Nothing about that concerns me though. You could spend your time trying to fight the machines (the systems, the automation, the artificial intelligence) but the reality is that it works faster than you, it works harder than you and it’s going to be cheaper than you. It’s a pointless fight. Choose instead a different battlefield - one that isn’t about low-value, replaceable design and that is about high-value problem solving for deep human needs.

Structured serendipity

I used to feel bad for not keeping up with design matters. My interests drifted towards big, broad topics that I have spent my life avoiding such as psychology, philosophy and economics. I am consuming a lot of material across each of these topics and many others in my personal time, not for any other reason other than a quest for knowledge. I’m nowhere near an expert or a beginner for that matter in any of the aforementioned topics, but what I did start to notice over time was that I was finding concepts from these completely separate fields started manifesting in my design work.

Jason Zweig, a journalist for the Wall Street Journal wrote about varying what you learn and varying where you learn it:

New associations often leap out of the air at me this way. More intriguing, others seem to form covertly and lie in wait for the opportune moment when they can click into place. I do not try to force these associations out into the open; they are like the shrinking mimosa plants that crumple if you touch them but bloom if you leave them alone.

Serendipity is a human concept that can’t/won’t be easily replicable by machines. Exploring new ground outside of our industry is fuel for serendipity, and thankfully my interests beyond acquiring new design knowledge are proving very useful in that regard.

My industry fatigue didn’t reveal itself through my work (I actually enjoy what I do a lot). It came about because I felt that there wasn’t anything new to learn within the field. Purposefully branching out into other fields has got me excited about designing with new perspectives on things and different approaches from beyond our bubble. I can’t say that I miss industry news… I actually feel like a better designer because of the choice to consciously sidestep it.

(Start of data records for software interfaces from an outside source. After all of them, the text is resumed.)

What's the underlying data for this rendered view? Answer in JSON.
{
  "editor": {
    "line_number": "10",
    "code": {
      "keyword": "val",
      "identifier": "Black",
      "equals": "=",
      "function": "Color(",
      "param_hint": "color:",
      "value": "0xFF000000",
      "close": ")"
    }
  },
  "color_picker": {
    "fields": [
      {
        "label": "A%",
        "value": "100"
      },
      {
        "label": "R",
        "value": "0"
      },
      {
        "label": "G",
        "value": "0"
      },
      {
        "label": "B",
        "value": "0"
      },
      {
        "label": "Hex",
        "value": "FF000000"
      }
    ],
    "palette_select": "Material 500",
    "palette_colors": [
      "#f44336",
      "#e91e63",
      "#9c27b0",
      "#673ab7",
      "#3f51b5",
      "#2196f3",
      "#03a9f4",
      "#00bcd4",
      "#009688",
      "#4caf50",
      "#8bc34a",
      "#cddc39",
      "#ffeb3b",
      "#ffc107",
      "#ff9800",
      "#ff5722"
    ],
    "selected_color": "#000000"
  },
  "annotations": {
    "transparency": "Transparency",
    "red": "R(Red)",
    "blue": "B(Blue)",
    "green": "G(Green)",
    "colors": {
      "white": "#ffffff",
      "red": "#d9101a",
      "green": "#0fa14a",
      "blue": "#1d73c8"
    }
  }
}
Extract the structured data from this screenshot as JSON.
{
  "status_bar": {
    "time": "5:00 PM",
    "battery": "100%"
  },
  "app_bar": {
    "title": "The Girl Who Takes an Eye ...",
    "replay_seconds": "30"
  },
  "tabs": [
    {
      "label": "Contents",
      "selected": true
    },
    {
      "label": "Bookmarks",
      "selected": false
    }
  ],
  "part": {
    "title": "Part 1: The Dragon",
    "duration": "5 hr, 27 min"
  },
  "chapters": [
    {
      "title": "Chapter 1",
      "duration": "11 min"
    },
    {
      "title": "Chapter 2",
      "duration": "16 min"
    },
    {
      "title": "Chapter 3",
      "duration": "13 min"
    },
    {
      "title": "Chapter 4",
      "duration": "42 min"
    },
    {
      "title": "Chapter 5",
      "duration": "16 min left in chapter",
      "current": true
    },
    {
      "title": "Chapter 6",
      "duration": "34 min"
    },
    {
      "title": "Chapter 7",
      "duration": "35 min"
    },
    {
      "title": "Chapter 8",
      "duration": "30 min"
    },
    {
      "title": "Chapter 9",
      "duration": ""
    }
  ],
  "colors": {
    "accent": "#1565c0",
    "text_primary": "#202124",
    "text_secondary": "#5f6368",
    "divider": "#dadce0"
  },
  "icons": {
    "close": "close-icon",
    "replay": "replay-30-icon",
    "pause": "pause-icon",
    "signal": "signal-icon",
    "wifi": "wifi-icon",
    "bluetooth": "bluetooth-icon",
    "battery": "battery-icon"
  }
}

Just give me a nudge when the next big movement happens, okay?

  1. My guess is Automated Design 

  2. I reckon there is a Moore’s Law of design tools. The number of design tools probably doubles every two years.